Coordinators: Angelo Bertoni (firstname.lastname@example.org), Josianne Francia Cerasoli (email@example.com)
This session aims to continue discussing the transnational urban planning expertise, a topic which was examined during the Helsinki EAUH Conference. We propose to introduce the concept of hybridisation, considered as a project intention and as a confrontation of different socio-economics and professional cultures. This concept is taken from architectural history and it may enhance the comprehension of Europe and Americas’ urban history between 1900 and 1960. Hybridisation covers in particular colonial and South-American contexts where the urban framework was, at that time, under construction.
The session will take forward this investigation and will be increasingly in line with a transnational history approach. The focus will be on the dialogue between the different actors and the transfer and exchange of the knowledge of urban planning. Papers dealing with the following topics will be considered:
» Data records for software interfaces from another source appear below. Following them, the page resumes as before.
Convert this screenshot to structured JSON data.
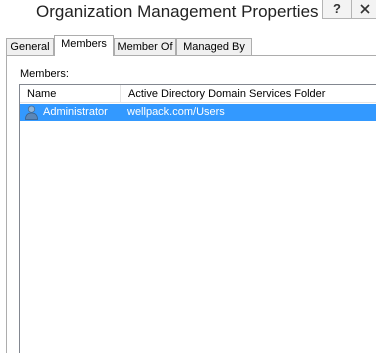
{
  "window": {
    "title": "Organization Management Properties",
    "help_label": "?"
  },
  "tabs": [
    {
      "label": "General",
      "active": false
    },
    {
      "label": "Members",
      "active": true
    },
    {
      "label": "Member Of",
      "active": false
    },
    {
      "label": "Managed By",
      "active": false
    }
  ],
  "members": {
    "label": "Members:",
    "columns": [
      "Name",
      "Active Directory Domain Services Folder"
    ],
    "rows": [
      {
        "name": "Administrator",
        "folder": "wellpack.com/Users",
        "icon": "user-icon",
        "selected": true
      }
    ]
  },
  "colors": {
    "selection": "#3399ff",
    "border": "#adadad"
  }
}
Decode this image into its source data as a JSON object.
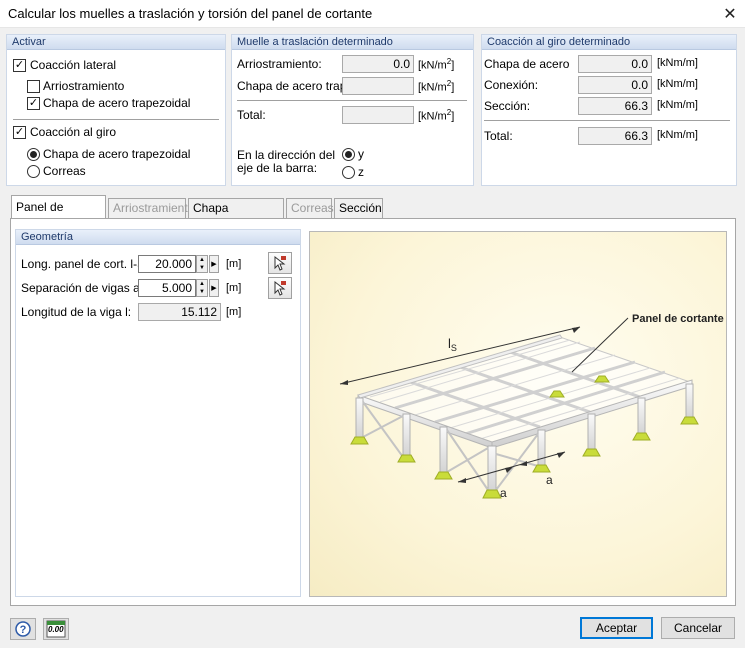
{
  "window": {
    "title": "Calcular los muelles a traslación y torsión del panel de cortante"
  },
  "activar": {
    "header": "Activar",
    "coaccion_lateral": {
      "label": "Coacción lateral",
      "checked": true
    },
    "arriostramiento": {
      "label": "Arriostramiento",
      "checked": false
    },
    "chapa_trapezoidal": {
      "label": "Chapa de acero trapezoidal",
      "checked": true
    },
    "coaccion_giro": {
      "label": "Coacción al giro",
      "checked": true
    },
    "radio_chapa": {
      "label": "Chapa de acero trapezoidal",
      "selected": true
    },
    "radio_correas": {
      "label": "Correas",
      "selected": false
    }
  },
  "muelle": {
    "header": "Muelle a traslación determinado",
    "rows": [
      {
        "label": "Arriostramiento:",
        "value": "0.0",
        "unit": "[kN/m",
        "unit_sup": "2",
        "unit_end": "]"
      },
      {
        "label": "Chapa de acero trap.:",
        "value": "",
        "unit": "[kN/m",
        "unit_sup": "2",
        "unit_end": "]"
      }
    ],
    "total": {
      "label": "Total:",
      "value": "",
      "unit": "[kN/m",
      "unit_sup": "2",
      "unit_end": "]"
    },
    "direccion_label_1": "En la dirección del",
    "direccion_label_2": "eje de la barra:",
    "radio_y": {
      "label": "y",
      "selected": true
    },
    "radio_z": {
      "label": "z",
      "selected": false
    }
  },
  "giro": {
    "header": "Coacción al giro determinado",
    "rows": [
      {
        "label": "Chapa de acero",
        "value": "0.0",
        "unit": "[kNm/m]"
      },
      {
        "label": "Conexión:",
        "value": "0.0",
        "unit": "[kNm/m]"
      },
      {
        "label": "Sección:",
        "value": "66.3",
        "unit": "[kNm/m]"
      }
    ],
    "total": {
      "label": "Total:",
      "value": "66.3",
      "unit": "[kNm/m]"
    }
  },
  "tabs": [
    {
      "label": "Panel de cortante",
      "state": "active"
    },
    {
      "label": "Arriostramiento",
      "state": "disabled"
    },
    {
      "label": "Chapa trapezoidal",
      "state": "normal"
    },
    {
      "label": "Correas",
      "state": "disabled"
    },
    {
      "label": "Sección",
      "state": "normal"
    }
  ],
  "geometria": {
    "header": "Geometría",
    "long_panel": {
      "label": "Long. panel de cort. l-S:",
      "value": "20.000",
      "unit": "[m]"
    },
    "separacion": {
      "label": "Separación de vigas a:",
      "value": "5.000",
      "unit": "[m]"
    },
    "longitud_viga": {
      "label": "Longitud de la viga l:",
      "value": "15.112",
      "unit": "[m]"
    }
  },
  "graphic": {
    "callout": "Panel de cortante",
    "dim_ls_main": "l",
    "dim_ls_sub": "S",
    "dim_a1": "a",
    "dim_a2": "a"
  },
  "footer": {
    "accept": "Aceptar",
    "cancel": "Cancelar",
    "units_icon_text": "0.00"
  },
  "colors": {
    "group_header_text": "#1f3a6b",
    "support_green": "#c9dc3a",
    "default_button_border": "#0078d7"
  }
}
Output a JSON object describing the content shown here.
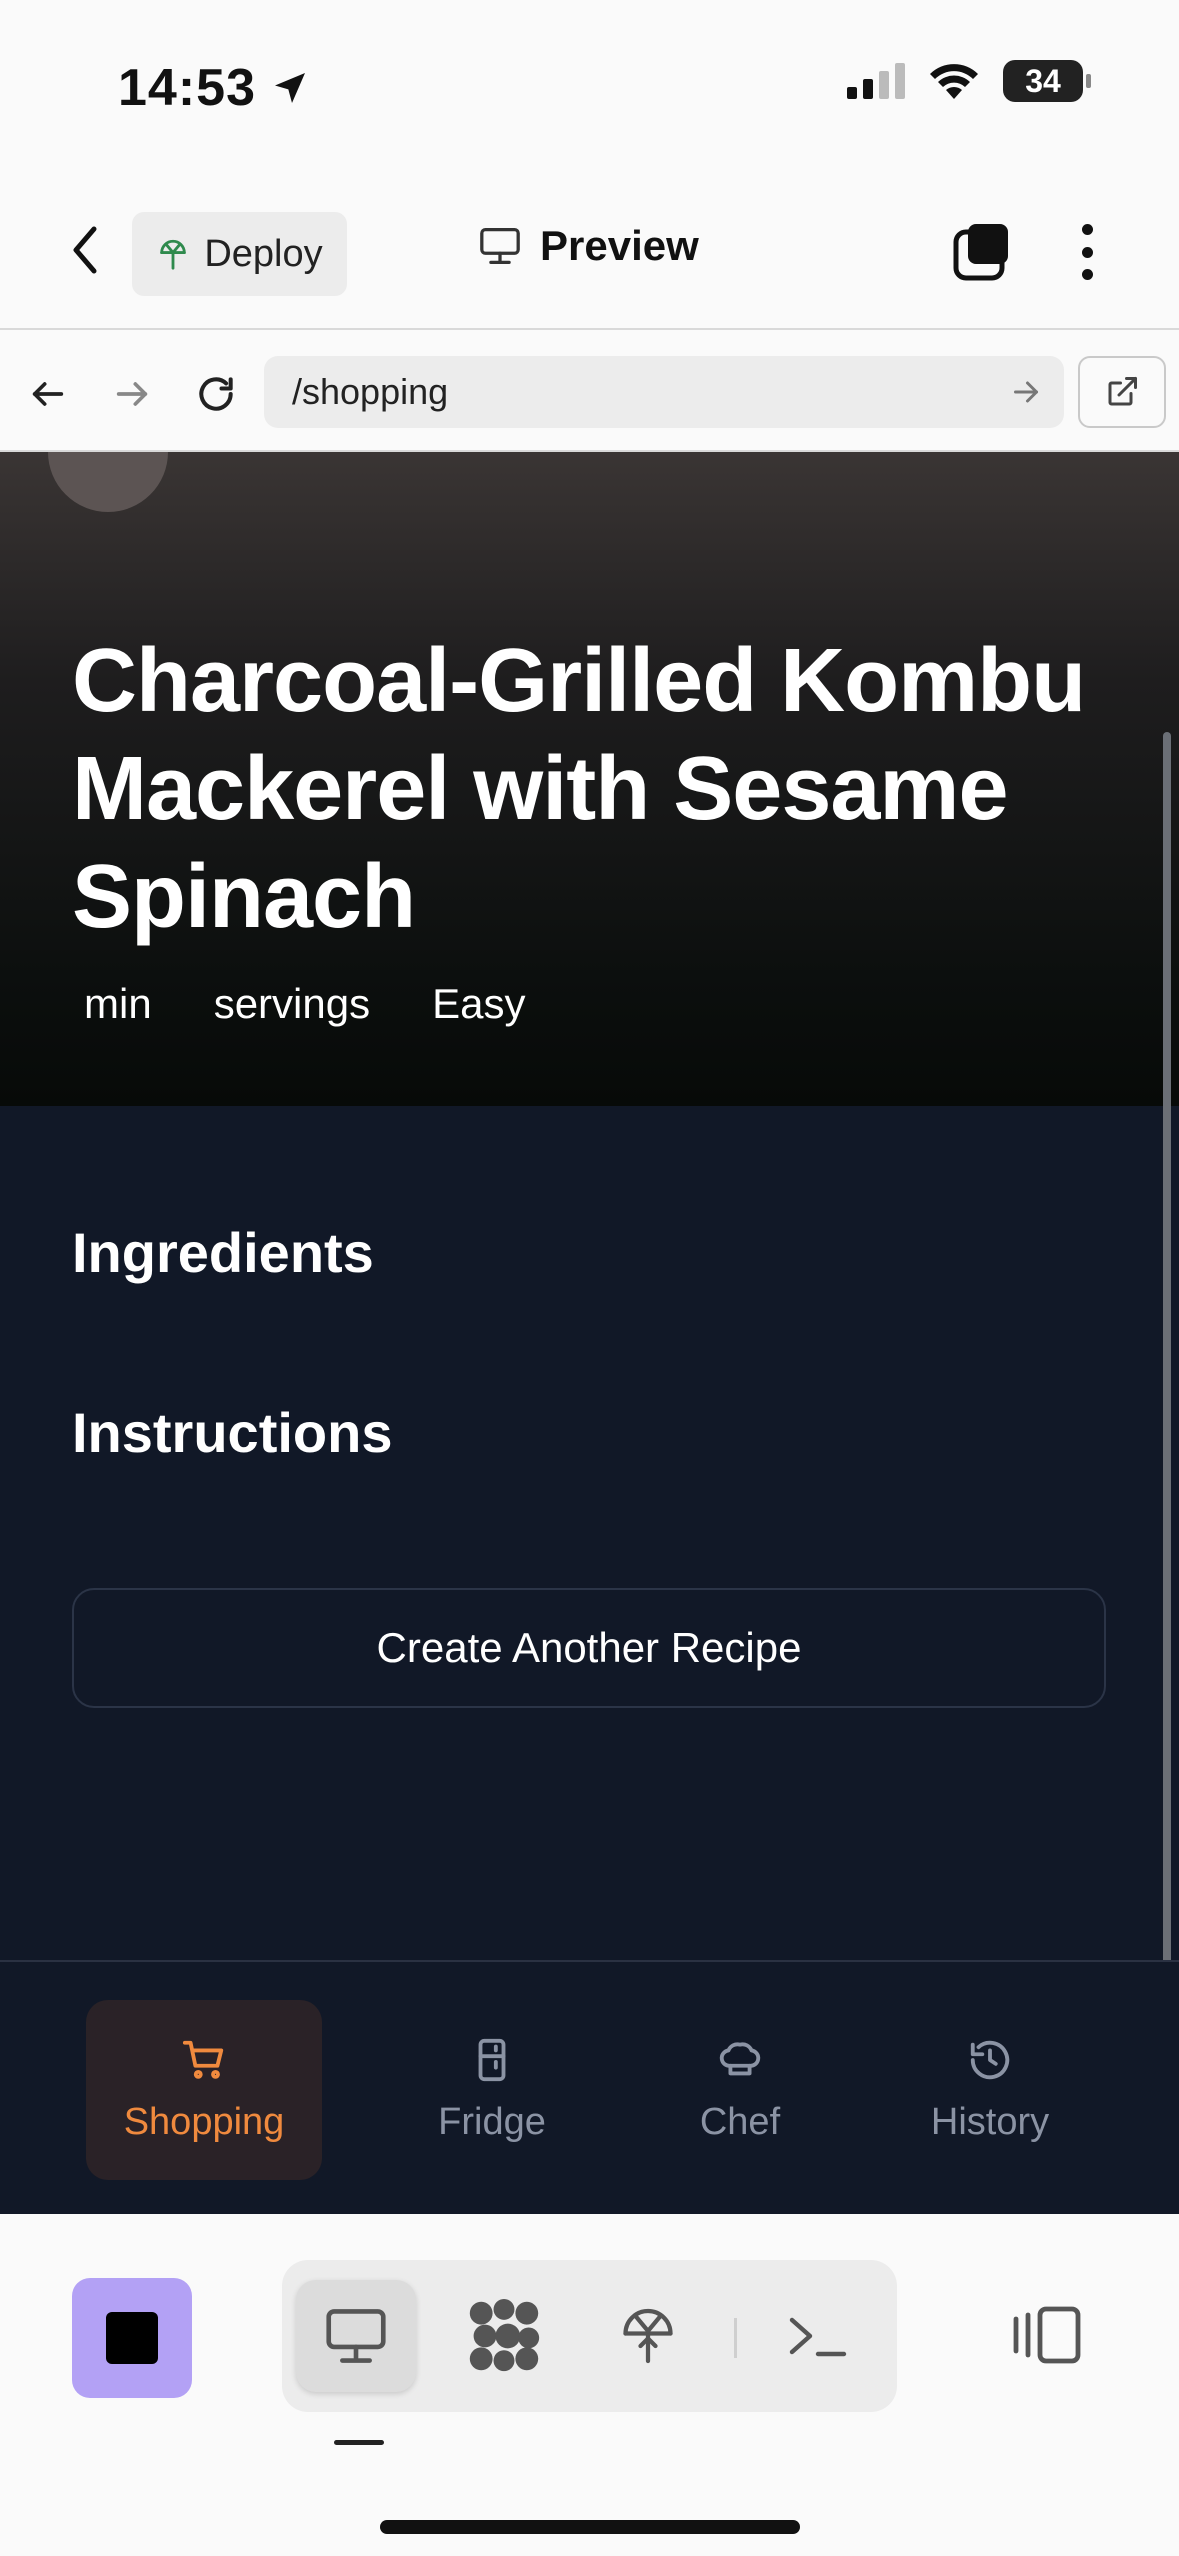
{
  "status_bar": {
    "time": "14:53",
    "battery": "34"
  },
  "header": {
    "deploy_label": "Deploy",
    "preview_label": "Preview"
  },
  "browser": {
    "url": "/shopping"
  },
  "recipe": {
    "title": "Charcoal-Grilled Kombu Mackerel with Sesame Spinach",
    "meta": {
      "time": "min",
      "servings": "servings",
      "difficulty": "Easy"
    },
    "ingredients_heading": "Ingredients",
    "instructions_heading": "Instructions",
    "create_another_label": "Create Another Recipe"
  },
  "tabs": [
    {
      "label": "Shopping",
      "icon": "cart-icon",
      "active": true
    },
    {
      "label": "Fridge",
      "icon": "fridge-icon",
      "active": false
    },
    {
      "label": "Chef",
      "icon": "chef-hat-icon",
      "active": false
    },
    {
      "label": "History",
      "icon": "history-icon",
      "active": false
    }
  ],
  "colors": {
    "accent": "#f08a3e",
    "page_bg": "#111827",
    "stop_button": "#b3a1f5"
  }
}
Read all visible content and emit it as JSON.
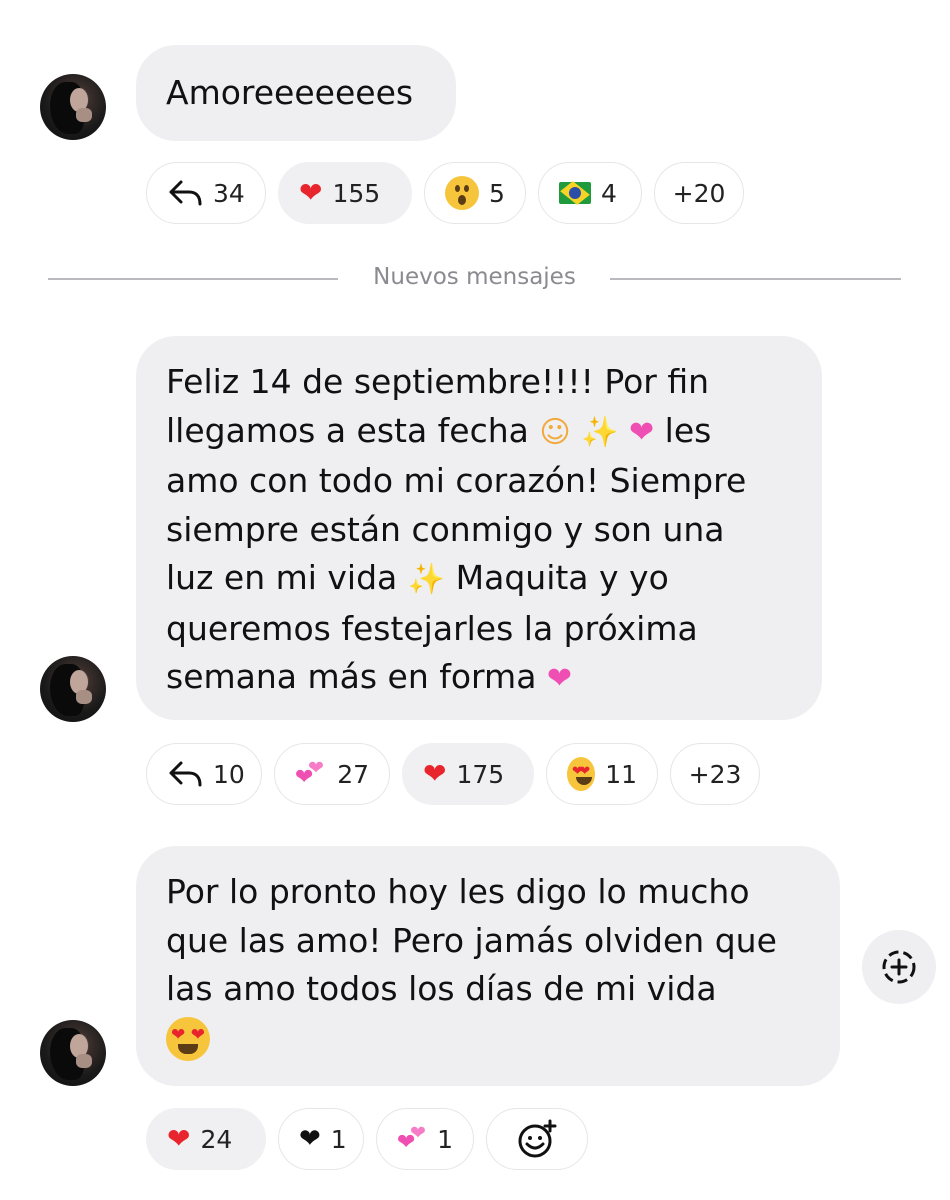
{
  "messages": [
    {
      "text": "Amoreeeeeees",
      "reactions": [
        {
          "icon": "reply-arrow-icon",
          "count": "34"
        },
        {
          "icon": "red-heart-icon",
          "count": "155",
          "active": true
        },
        {
          "icon": "surprised-face-icon",
          "count": "5"
        },
        {
          "icon": "brazil-flag-icon",
          "count": "4"
        },
        {
          "label": "+20"
        }
      ]
    },
    {
      "text_lines": [
        "Feliz 14 de septiembre!!!! Por fin",
        "llegamos a esta fecha",
        "les",
        "amo con todo mi corazón! Siempre",
        "siempre están conmigo y son una",
        "luz en mi vida",
        "Maquita y yo",
        "queremos festejarles la próxima",
        "semana más en forma"
      ],
      "reactions": [
        {
          "icon": "reply-arrow-icon",
          "count": "10"
        },
        {
          "icon": "two-hearts-icon",
          "count": "27"
        },
        {
          "icon": "red-heart-icon",
          "count": "175",
          "active": true
        },
        {
          "icon": "heart-eyes-face-icon",
          "count": "11"
        },
        {
          "label": "+23"
        }
      ]
    },
    {
      "text_lines": [
        "Por lo pronto hoy les digo lo mucho",
        "que las amo! Pero jamás olviden que",
        "las amo todos los días de mi vida"
      ],
      "reactions": [
        {
          "icon": "red-heart-icon",
          "count": "24",
          "active": true
        },
        {
          "icon": "black-heart-icon",
          "count": "1"
        },
        {
          "icon": "two-hearts-icon",
          "count": "1"
        },
        {
          "icon": "add-reaction-icon"
        }
      ]
    }
  ],
  "divider_label": "Nuevos mensajes",
  "colors": {
    "bubble": "#efeff2",
    "chip_border": "#e6e6ea",
    "heart": "#e8252c",
    "divider": "#b9b9be",
    "divider_text": "#8a8a90"
  }
}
- The expert figure. In these multiple contexts emerges a new figure: the expert. He was often an architect, trained in Europe and/or in the Americas, a member of international associations and a well-known practitioner. This actor was involved in various professional networks, both national and international: he based his practice on defining and adopting urban planning tools, in particular the plan. The expert was called by local governments, such as Henri Prost in Morocco or Donat-Alfred Agache in Rio de Janeiro, by private companies, Barrry Parker in Sao Paulo, or participated in international competitions, Werner Hegemann in Buenos Aires. The trajectories of some other experts remain to be explored.
- Representative experiences and projects. Colonial cities or countries characterised by intense urbanization are interesting laboratories for the implementation of urban planning principles. These experiences deal with urban cultures and the legacy of the past. They evoke the notion of hybridization and adaptation and the urban planning models and norms. An analysis of the case studies which were, at that time, considered representative should be carried out.
- Theoretical models. Many actors (professional, reformers, politicians) contributed to elaborate formal or practical models to control urban growth, to define the relation between town and country or to improve working class living conditions. National and international conferences and an increasingly rich literature assisted in gradually building theoretical knowledge of urban planning. Town planning reviews and journals demand a specific consideration.
Keywords: hybridization of knowledge; transnational expertise; urban planning; Europe; Americas; Colonial countries